TASK GOAL -
Every line below that has "true" in it should be copied.
[Opening GIVEN DATA section]
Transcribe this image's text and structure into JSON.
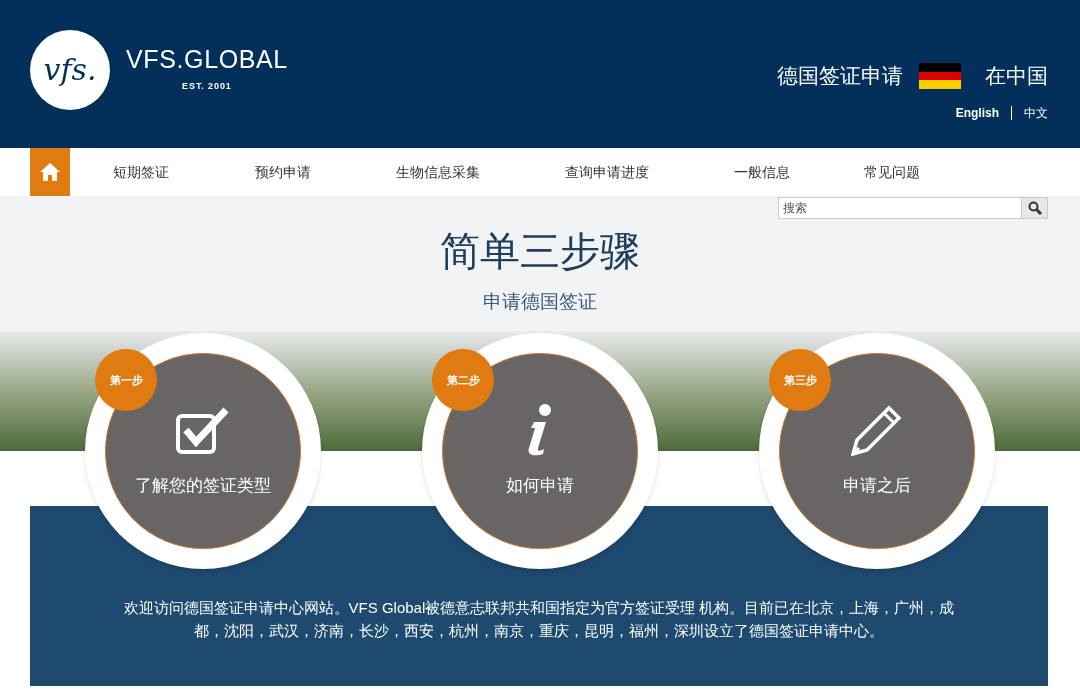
{
  "header": {
    "logo_mark": "vfs.",
    "logo_name": "VFS.GLOBAL",
    "logo_est": "EST. 2001",
    "title": "德国签证申请",
    "title_suffix": "在中国",
    "languages": [
      "English",
      "中文"
    ]
  },
  "nav": {
    "items": [
      "短期签证",
      "预约申请",
      "生物信息采集",
      "查询申请进度",
      "一般信息",
      "常见问题"
    ]
  },
  "search": {
    "placeholder": "搜索"
  },
  "hero": {
    "title": "简单三步骤",
    "subtitle": "申请德国签证"
  },
  "steps": [
    {
      "kind": "check",
      "badge": "第一步",
      "label": "了解您的签证类型"
    },
    {
      "kind": "info",
      "badge": "第二步",
      "label": "如何申请"
    },
    {
      "kind": "pencil",
      "badge": "第三步",
      "label": "申请之后"
    }
  ],
  "intro": "欢迎访问德国签证申请中心网站。VFS Global被德意志联邦共和国指定为官方签证受理 机构。目前已在北京，上海，广州，成都，沈阳，武汉，济南，长沙，西安，杭州，南京，重庆，昆明，福州，深圳设立了德国签证申请中心。"
}
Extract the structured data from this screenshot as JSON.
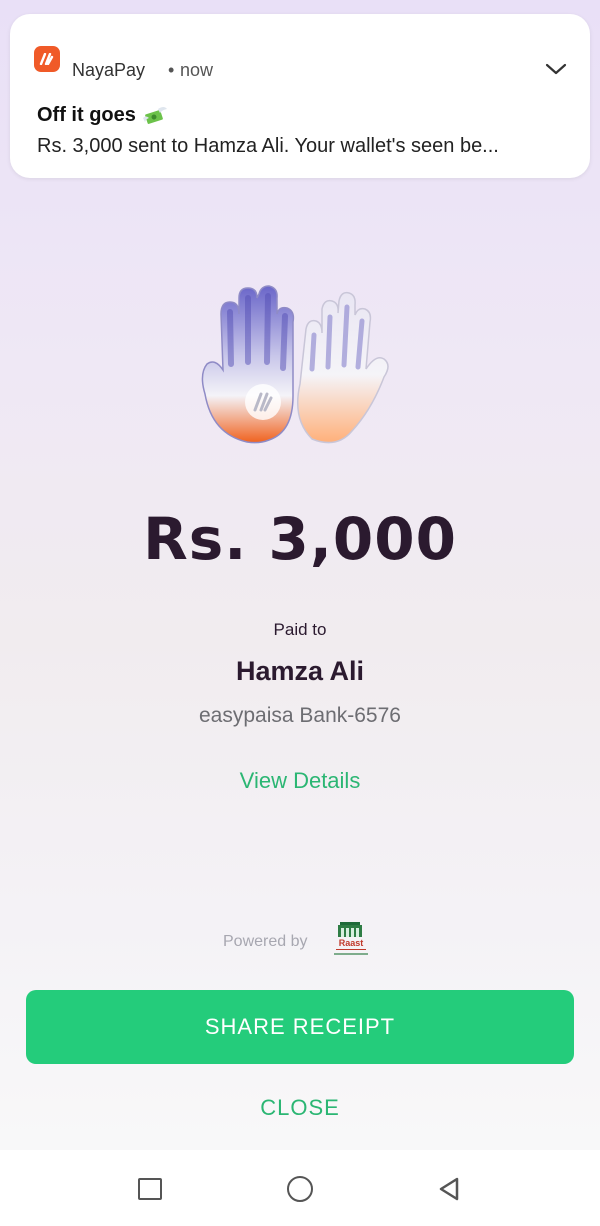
{
  "notification": {
    "app_name": "NayaPay",
    "separator": "•",
    "time": "now",
    "title": "Off it goes",
    "title_emoji": "money-with-wings-icon",
    "body": "Rs. 3,000 sent to Hamza Ali. Your wallet's seen be..."
  },
  "payment": {
    "amount": "Rs. 3,000",
    "paid_to_label": "Paid to",
    "recipient": "Hamza Ali",
    "bank_account": "easypaisa Bank-6576",
    "view_details": "View Details"
  },
  "footer": {
    "powered_by": "Powered by",
    "partner_logo": "Raast"
  },
  "actions": {
    "share": "SHARE RECEIPT",
    "close": "CLOSE"
  },
  "colors": {
    "accent": "#24cc7b",
    "accent_text": "#2bb673",
    "brand": "#f05a28",
    "text_dark": "#2b1a2f"
  }
}
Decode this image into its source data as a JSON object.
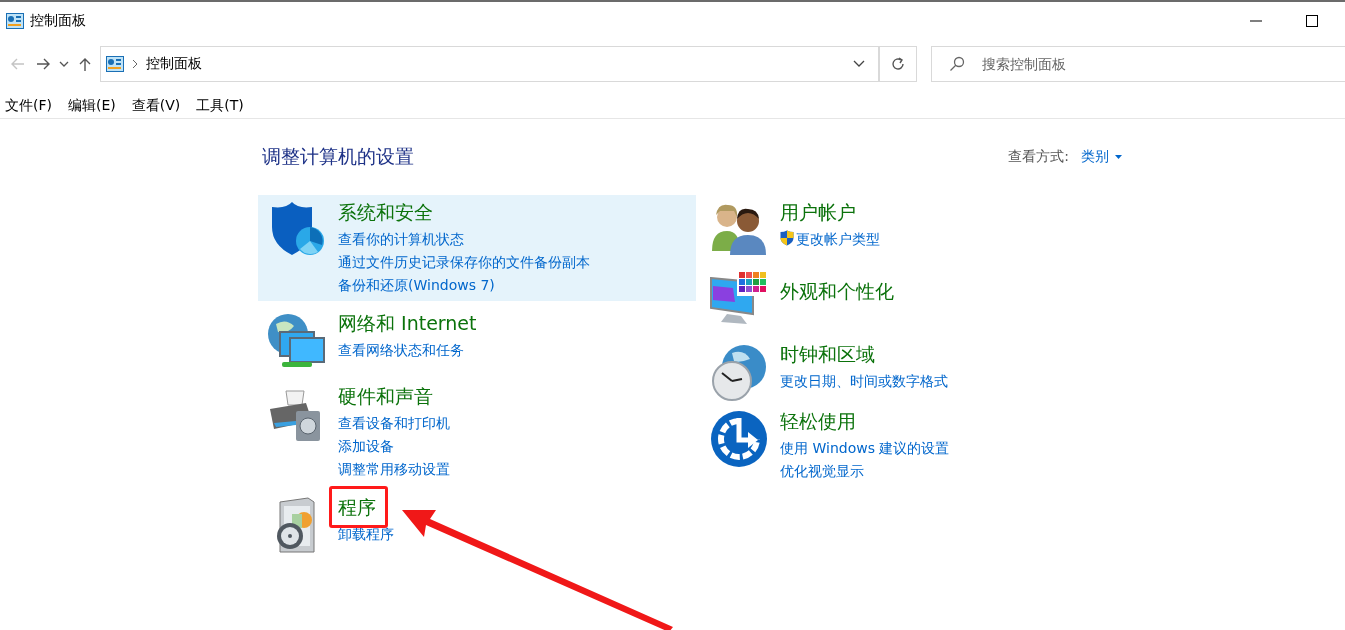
{
  "window": {
    "title": "控制面板"
  },
  "nav": [
    {
      "kind": "back",
      "disabled": true
    },
    {
      "kind": "forward",
      "disabled": false
    },
    {
      "kind": "recent",
      "disabled": false
    },
    {
      "kind": "up",
      "disabled": false
    }
  ],
  "address": {
    "crumbs": [
      "控制面板"
    ]
  },
  "search": {
    "placeholder": "搜索控制面板"
  },
  "menu": [
    "文件(F)",
    "编辑(E)",
    "查看(V)",
    "工具(T)"
  ],
  "heading": "调整计算机的设置",
  "view_by": {
    "label": "查看方式:",
    "value": "类别"
  },
  "columns": [
    {
      "categories": [
        {
          "kind": "security",
          "title": "系统和安全",
          "hovered": true,
          "highlighted": false,
          "links": [
            {
              "text": "查看你的计算机状态",
              "shield": false
            },
            {
              "text": "通过文件历史记录保存你的文件备份副本",
              "shield": false
            },
            {
              "text": "备份和还原(Windows 7)",
              "shield": false
            }
          ]
        },
        {
          "kind": "network",
          "title": "网络和 Internet",
          "hovered": false,
          "highlighted": false,
          "links": [
            {
              "text": "查看网络状态和任务",
              "shield": false
            }
          ]
        },
        {
          "kind": "hardware",
          "title": "硬件和声音",
          "hovered": false,
          "highlighted": false,
          "links": [
            {
              "text": "查看设备和打印机",
              "shield": false
            },
            {
              "text": "添加设备",
              "shield": false
            },
            {
              "text": "调整常用移动设置",
              "shield": false
            }
          ]
        },
        {
          "kind": "programs",
          "title": "程序",
          "hovered": false,
          "highlighted": true,
          "links": [
            {
              "text": "卸载程序",
              "shield": false
            }
          ]
        }
      ]
    },
    {
      "categories": [
        {
          "kind": "users",
          "title": "用户帐户",
          "hovered": false,
          "highlighted": false,
          "links": [
            {
              "text": "更改帐户类型",
              "shield": true
            }
          ]
        },
        {
          "kind": "appearance",
          "title": "外观和个性化",
          "hovered": false,
          "highlighted": false
        },
        {
          "kind": "clock",
          "title": "时钟和区域",
          "hovered": false,
          "highlighted": false,
          "links": [
            {
              "text": "更改日期、时间或数字格式",
              "shield": false
            }
          ]
        },
        {
          "kind": "ease",
          "title": "轻松使用",
          "hovered": false,
          "highlighted": false,
          "links": [
            {
              "text": "使用 Windows 建议的设置",
              "shield": false
            },
            {
              "text": "优化视觉显示",
              "shield": false
            }
          ]
        }
      ]
    }
  ]
}
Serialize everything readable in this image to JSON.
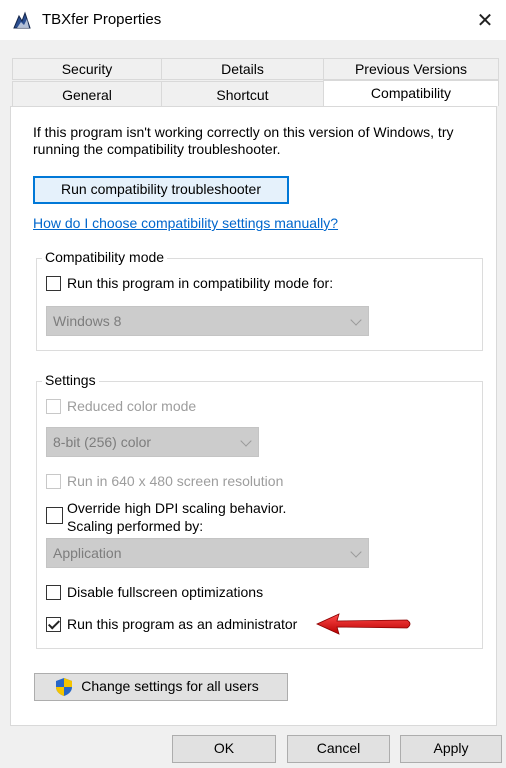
{
  "window": {
    "title": "TBXfer Properties",
    "close_glyph": "✕"
  },
  "tabs": {
    "row1": [
      "Security",
      "Details",
      "Previous Versions"
    ],
    "row2": [
      "General",
      "Shortcut",
      "Compatibility"
    ],
    "active": "Compatibility"
  },
  "intro_text": "If this program isn't working correctly on this version of Windows, try running the compatibility troubleshooter.",
  "troubleshooter_button": "Run compatibility troubleshooter",
  "manual_link": "How do I choose compatibility settings manually?",
  "compat_mode": {
    "legend": "Compatibility mode",
    "checkbox_label": "Run this program in compatibility mode for:",
    "checked": false,
    "select_value": "Windows 8"
  },
  "settings": {
    "legend": "Settings",
    "reduced_color_label": "Reduced color mode",
    "color_select_value": "8-bit (256) color",
    "res_640_label": "Run in 640 x 480 screen resolution",
    "dpi_label_line1": "Override high DPI scaling behavior.",
    "dpi_label_line2": "Scaling performed by:",
    "dpi_select_value": "Application",
    "fullscreen_label": "Disable fullscreen optimizations",
    "admin_label": "Run this program as an administrator",
    "admin_checked": true
  },
  "change_all_button": "Change settings for all users",
  "footer": {
    "ok": "OK",
    "cancel": "Cancel",
    "apply": "Apply"
  },
  "colors": {
    "link": "#0066cc",
    "focus_border": "#0078d7",
    "annotation_arrow": "#e01010"
  },
  "icons": {
    "app": "app-properties-icon",
    "close": "close-icon",
    "shield": "uac-shield-icon",
    "arrow": "red-arrow-annotation"
  }
}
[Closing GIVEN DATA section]
ANSWER BOX -
      "disabled": true
          "hovered": true,
          "highlighted": true,
              "shield": true
    "admin_checked": true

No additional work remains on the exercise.